Other possible effects of hay fever include increased difficulty in controlling asthma and increased vulnerability to sinus infections, and eye infections or conjunctivitis caused by rubbing watery itchy eyes. People also develop bad breath and husky voices along with sore throats.

There is no real cure for hay fever, but management strategies can make it easier to live with. The most important management strategy is to figure out your personal triggers and do your best to avoid them. One of the most common causes of hay fever is airborne pollen. It can be difficult to avoid this, so the best strategy is to listen for the pollen count and stay inside on days when it is high. Other triggers include animal dander, dust mites, cigarette smoke, pollution, perfumes, and mold spores.

Treatment for hay fever can include medication, non-medicated treatment, and immunotherapy. Medications that are effective against the symptoms of hay fever usually contain some form of antihistamine. These counteract the effects of histamines produced by damaged cells during the body’s allergic reaction. Histamines are the direct cause of the itching, irritation, and inflammation which make hay fever sufferers so miserable. Antihistamines can be administered as tablets, nasal sprays, or eye drops. Other medications may include decongestant sprays or tablets, corticosteroid sprays, mast cell stabilizing sprays, and anticholinergic sprays.

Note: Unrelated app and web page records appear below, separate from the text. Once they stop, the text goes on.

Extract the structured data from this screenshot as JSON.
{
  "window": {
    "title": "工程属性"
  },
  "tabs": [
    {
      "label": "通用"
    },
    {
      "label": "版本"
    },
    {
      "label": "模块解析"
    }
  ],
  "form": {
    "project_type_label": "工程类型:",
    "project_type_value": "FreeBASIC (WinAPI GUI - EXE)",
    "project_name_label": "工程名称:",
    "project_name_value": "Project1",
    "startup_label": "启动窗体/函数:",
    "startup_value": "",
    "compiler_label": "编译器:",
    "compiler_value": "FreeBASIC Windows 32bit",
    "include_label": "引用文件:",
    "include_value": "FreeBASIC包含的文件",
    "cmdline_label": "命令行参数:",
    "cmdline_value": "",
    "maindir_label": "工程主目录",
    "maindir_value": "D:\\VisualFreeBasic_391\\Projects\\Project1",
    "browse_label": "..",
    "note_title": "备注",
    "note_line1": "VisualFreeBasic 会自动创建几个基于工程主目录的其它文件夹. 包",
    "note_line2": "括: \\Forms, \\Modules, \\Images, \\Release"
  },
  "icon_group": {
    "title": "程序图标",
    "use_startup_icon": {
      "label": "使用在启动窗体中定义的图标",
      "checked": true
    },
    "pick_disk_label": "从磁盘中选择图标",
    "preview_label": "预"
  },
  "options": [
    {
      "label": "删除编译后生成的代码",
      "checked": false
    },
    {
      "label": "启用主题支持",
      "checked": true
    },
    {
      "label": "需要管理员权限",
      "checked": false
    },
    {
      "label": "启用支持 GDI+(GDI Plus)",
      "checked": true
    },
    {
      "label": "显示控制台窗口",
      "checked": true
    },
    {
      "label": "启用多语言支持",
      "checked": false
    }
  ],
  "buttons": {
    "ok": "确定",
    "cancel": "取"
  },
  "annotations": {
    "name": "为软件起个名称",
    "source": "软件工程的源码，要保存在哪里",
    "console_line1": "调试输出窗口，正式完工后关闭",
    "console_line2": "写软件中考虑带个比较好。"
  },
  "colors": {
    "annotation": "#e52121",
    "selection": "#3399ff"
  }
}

Immunotherapy is an attempt to switch off the body’s allergic reaction by gradually exposing it to more and more of the allergen. This is usually done by a series of injections, often over several months or even years. You will need to see an allergy specialist or clinical immunologist for this procedure.

Non-medicated treatments seem to work for some people. These include steam inhalation and saltwater nasal sprays. Supplements including horseradish, garlic, and vitamin C have also been recommended to relieve the symptoms.

Hay fever in children can be difficult to deal with as they can become very tired and irritable due to poor-quality sleep. This can affect their ability to learn and concentrate. Some things you can do to reduce their allergies are to breastfeed where possible, delay the introduction of allergy-producing foods, and limit their exposure to allergens especially cigarette smoke, dust mites, and animal dander.